November 11, 2009
Apr. 22, 2004 - East Coast pilots got their first real chance to see ADS-B (automatic dependent surveillance - broadcast) - a system AOPA has backed virtually since its inception - during this past week at Sun 'n Fun. The FAA set up an ADS-B ground station that transmitted both traffic and weather information via datalink radio to a special receiver at the Garmin display at Sun 'n Fun.
The FAA has been testing ADS-B as part of Alaska's Capstone project since early 2000. Aircraft equipped with ADS-B use a datalink transceiver coupled with a GPS receiver to broadcast their GPS-derived position to other ADS-B equipped aircraft and to ground stations that send that information to air traffic controllers. And because the datalink is a two-way connection, the ground station can send ATC traffic information (TIS-B, or traffic information system - broadcast) as well as limited graphic and text weather information (FIS-B, or flight information system - broadcast) to the aircraft, where the pilot can call it up on a multifunction display.
The breakthrough for general aviation came when the FAA decided on the best performing, extremely robust Universal Access Transceiver (UAT) datalink for most GA aircraft. For its part of the demonstration, Garmin showed off a UAT that incorporates a WAAS-enabled GPS receiver and comes with the necessary antennas for a suggested price of $8,000.
"That's substantially less than the cost of a Mode S transponder (which has datalink capabilities) with traffic, and a second datalink and annual weather data subscriptions," said AOPA Senior Director of Advanced Technology Randy Kenagy. "And there could be economies of scale and competition, like there was with GPS, as more and more UATs reach the market."
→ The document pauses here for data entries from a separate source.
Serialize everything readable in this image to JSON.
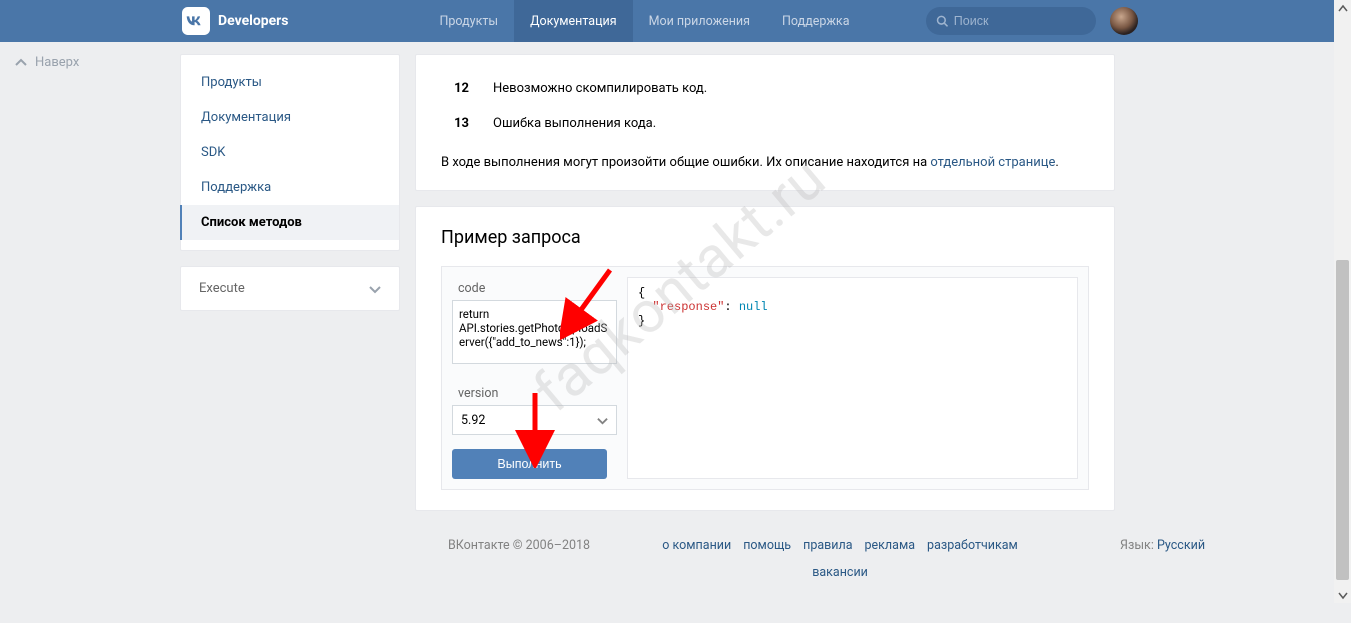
{
  "header": {
    "brand": "Developers",
    "nav": [
      "Продукты",
      "Документация",
      "Мои приложения",
      "Поддержка"
    ],
    "nav_active": 1,
    "search_placeholder": "Поиск"
  },
  "backtop": "Наверх",
  "sidebar": {
    "items": [
      "Продукты",
      "Документация",
      "SDK",
      "Поддержка",
      "Список методов"
    ],
    "active": 4
  },
  "execute_box": "Execute",
  "errors": [
    {
      "code": "12",
      "text": "Невозможно скомпилировать код."
    },
    {
      "code": "13",
      "text": "Ошибка выполнения кода."
    }
  ],
  "errors_info_prefix": "В ходе выполнения могут произойти общие ошибки. Их описание находится на ",
  "errors_info_link": "отдельной странице",
  "errors_info_suffix": ".",
  "example": {
    "title": "Пример запроса",
    "code_label": "code",
    "code_value": "return API.stories.getPhotoUploadServer({\"add_to_news\":1});",
    "version_label": "version",
    "version_value": "5.92",
    "run": "Выполнить",
    "response_key": "\"response\"",
    "response_val": "null"
  },
  "footer": {
    "copyright": "ВКонтакте © 2006–2018",
    "links": [
      "о компании",
      "помощь",
      "правила",
      "реклама",
      "разработчикам",
      "вакансии"
    ],
    "lang_label": "Язык:",
    "lang_value": "Русский"
  },
  "watermark": "faqkontakt.ru"
}
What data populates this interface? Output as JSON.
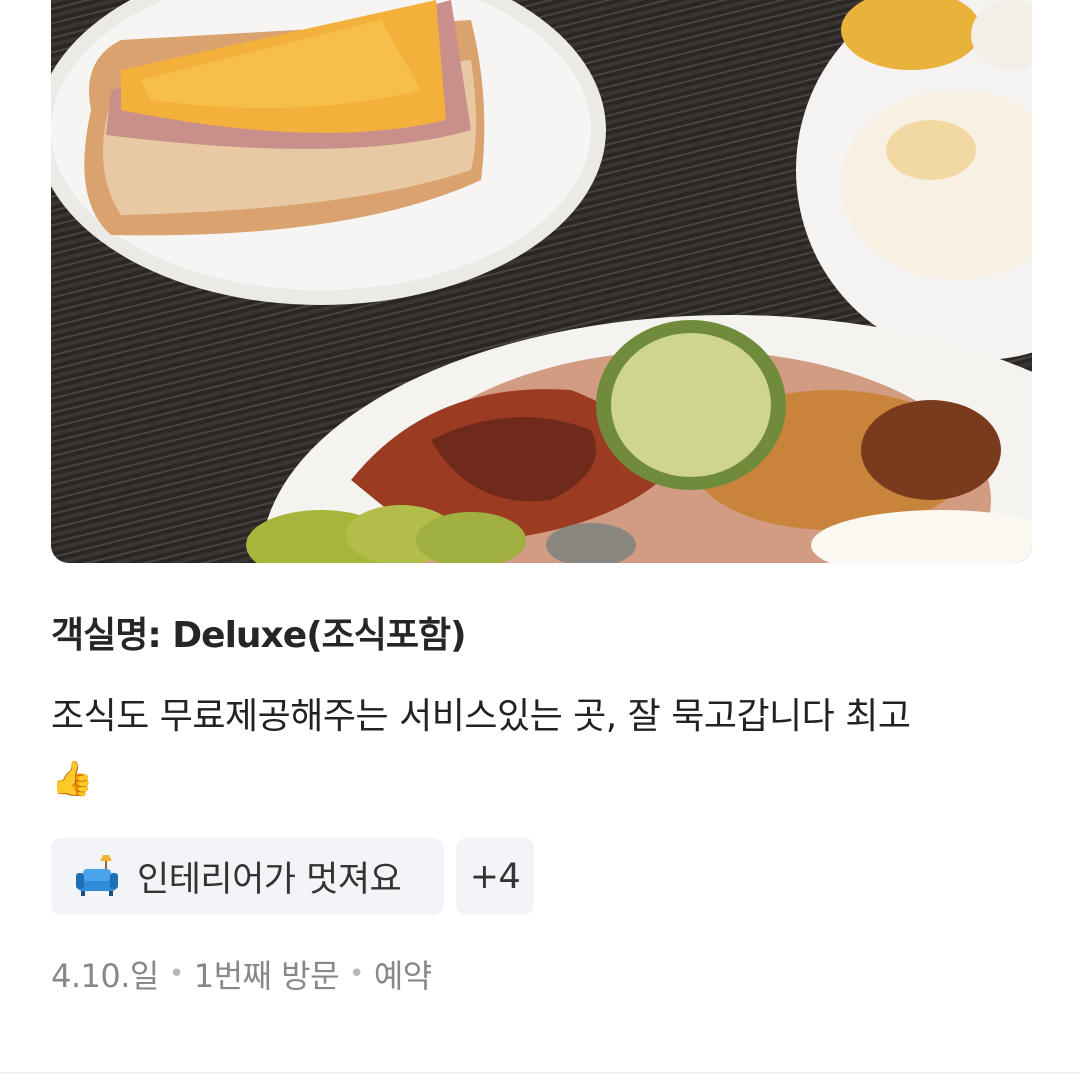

Kenagy has been AOPA's point person during ADS-B's development. "ADS-B could also directly replace Mode C transponders without a costly interim transition to Mode S," he said. "It provides all the information air traffic controllers need and, at the same time, provides pilots with the two datalink capabilities that our members tell us are most important to them.
From the NBAA convention in Orlando, a look at some new aircraft that are actually flying. NTSB chairman worries about automation causing a lack of professionalism and diminishing safety. Controlling the aircraft with the sound of your voice.
Nextant Aerospace, adding a remanufactured King Air to its remanufactured Hawker 400 offering, says the King Air (Nextant G90XT) will fly early next year.
Greg Pecoraro, AOPA vice president of airports and state advocacy, brought Indiana aviation community members up to date on the association’s initiatives.
VOLUNTEER AT AN AOPA FLY-IN NEAR YOU!
SHARE YOUR PASSION. VOLUNTEER AT AN AOPA FLY-IN. CLICK TO LEARN MORE >>>
VOLUNTEER LOCALLY AT AOPA FLY-IN! CLICK TO LEARN MORE >>>
BE A PART OF THE FLY-IN VOLUNTEER CREW! CLICK TO LEARN MORE >>>